In response to:

How Much Can Man Change? from the September 10, 1964 issue

To the Editors:

I agree with the spirit of Bruno Bettelheim’s review of Stability and Change in Human Characteristics. I would only make a plea for a broad and flexible definition of how the child’s early years, and what in those years, makes for the later determination of his life in school or the world.

I am thinking of many children I’ve studied under desegregation in the South, children from poor homes, broken homes, illiterate homes; homes filled with violence, alcoholism, psychosis; in sum, the lot of it all. In enough cases to trouble me deeply, steeped and trained as I am in the modern psychiatric view of childhood and its powerful momentum, these children responded to incredible stress without developing the symptoms I went expecting to find. My ignorance, naiveté, and the insularity—even the smugness—of my own background prevented me from appreciating hidden sources of strength which, as they came to grips with an enabling historical moment become for these children a personal one, resulted in surprising demonstrations of personal steadfastness and academic accomplishment. Their teachers were surprised, their guidance counselors, too; and I have perhaps allowed my own surprise to deteriorate into hesitancy and caution in talking about just what does make for importance in those important early years. The thirteen factors listed by Professor Bloom as having crucial influence on the growth of intelligence would, as applied to many of those children, doom them on almost every count, including in several cases the one we easily accept about Negroes, that their mothers are warm and loving with them while they are infants.

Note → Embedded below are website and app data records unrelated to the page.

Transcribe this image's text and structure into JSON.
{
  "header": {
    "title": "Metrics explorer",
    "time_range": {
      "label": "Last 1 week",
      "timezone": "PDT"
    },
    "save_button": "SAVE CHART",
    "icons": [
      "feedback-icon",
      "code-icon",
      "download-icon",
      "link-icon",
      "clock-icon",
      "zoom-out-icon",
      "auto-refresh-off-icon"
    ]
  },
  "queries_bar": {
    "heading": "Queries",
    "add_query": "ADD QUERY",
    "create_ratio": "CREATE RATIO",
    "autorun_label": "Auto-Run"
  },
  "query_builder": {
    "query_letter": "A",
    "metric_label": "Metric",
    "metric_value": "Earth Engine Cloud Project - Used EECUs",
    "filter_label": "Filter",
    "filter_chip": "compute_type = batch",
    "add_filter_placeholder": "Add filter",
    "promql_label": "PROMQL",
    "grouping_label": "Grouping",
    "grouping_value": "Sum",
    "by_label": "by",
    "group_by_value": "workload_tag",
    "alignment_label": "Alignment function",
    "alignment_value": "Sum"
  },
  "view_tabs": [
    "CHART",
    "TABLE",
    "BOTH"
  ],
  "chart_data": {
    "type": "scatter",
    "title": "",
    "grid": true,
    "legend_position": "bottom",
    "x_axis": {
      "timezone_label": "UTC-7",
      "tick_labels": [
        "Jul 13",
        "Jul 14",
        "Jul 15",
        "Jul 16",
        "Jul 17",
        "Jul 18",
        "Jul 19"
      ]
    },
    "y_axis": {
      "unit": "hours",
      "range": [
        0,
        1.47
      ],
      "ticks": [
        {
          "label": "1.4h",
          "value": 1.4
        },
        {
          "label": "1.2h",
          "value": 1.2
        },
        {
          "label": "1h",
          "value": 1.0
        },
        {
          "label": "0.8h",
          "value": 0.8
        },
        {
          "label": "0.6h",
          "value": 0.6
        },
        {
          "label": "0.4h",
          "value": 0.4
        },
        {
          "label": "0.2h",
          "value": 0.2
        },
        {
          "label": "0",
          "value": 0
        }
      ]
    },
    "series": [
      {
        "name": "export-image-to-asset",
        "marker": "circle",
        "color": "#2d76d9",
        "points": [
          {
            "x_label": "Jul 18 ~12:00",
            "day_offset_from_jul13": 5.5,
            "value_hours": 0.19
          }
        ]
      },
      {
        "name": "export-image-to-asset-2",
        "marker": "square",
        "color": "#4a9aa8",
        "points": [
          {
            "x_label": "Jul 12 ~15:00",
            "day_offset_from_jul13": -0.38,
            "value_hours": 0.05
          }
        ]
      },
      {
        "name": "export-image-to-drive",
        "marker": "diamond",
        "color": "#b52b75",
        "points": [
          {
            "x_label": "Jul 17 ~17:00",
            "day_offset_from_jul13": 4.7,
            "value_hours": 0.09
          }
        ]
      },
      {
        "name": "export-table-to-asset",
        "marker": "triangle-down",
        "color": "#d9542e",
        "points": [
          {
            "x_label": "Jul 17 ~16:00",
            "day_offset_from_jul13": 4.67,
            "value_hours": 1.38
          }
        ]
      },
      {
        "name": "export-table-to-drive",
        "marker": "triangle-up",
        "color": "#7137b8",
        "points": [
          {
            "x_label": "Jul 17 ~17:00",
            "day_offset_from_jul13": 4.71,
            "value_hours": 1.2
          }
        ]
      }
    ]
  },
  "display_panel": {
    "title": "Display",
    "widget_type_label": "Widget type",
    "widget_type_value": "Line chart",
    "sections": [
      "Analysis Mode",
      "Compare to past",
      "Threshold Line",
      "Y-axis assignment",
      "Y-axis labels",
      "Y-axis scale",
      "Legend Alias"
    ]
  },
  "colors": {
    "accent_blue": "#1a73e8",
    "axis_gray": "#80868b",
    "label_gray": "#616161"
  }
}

I don’t know, and I don’t intend for my uncertainty to recommend itself in the form of perverse anti-intellectualism on the matter; but I feel that human beings are indeed capable of change and growth at any age, depending on what in them engages with what is their world. At any moment in our lives we are a lot of things unknown and irrelevant because of what is happening at that moment. The great virtue of Erikson’s view—mentioned by Bettelheim—is that he sees this, and he tries not to allow his ideas about childhood to slip into a confining determinism. Yet the very nature of time, our lives lived in it, and our minds as they come to grips with both and try to make sense of their relationship lead us to some kind of determinism.

Bettelheim is right in urging a shift of concern from the various dogmas of educational psychology to a study of infancy and childhood and what the child learns then that seems so crucial in deciding what—if anything—he’ll more formally learn later. His own work has taught us to recognize the ambiguity of human existence, and often at a time when others have been tenacious and even petulant in their sense of man’s fixed destiny. I write simply to emphasize that the “reform” he suggests in the life of children will require a good deal of further spelling out. And I think I am cross with a significant trend in our culture which insists that the spelling out be so heavily founded on the life of the mind and the home that history, society, and politics are either totally ignored in their influence on our growth and development or given a slim and careless notice outrageous for its narrow-mindedness.

Robert Coles

Concord, Massachusetts

This Issue

October 22, 1964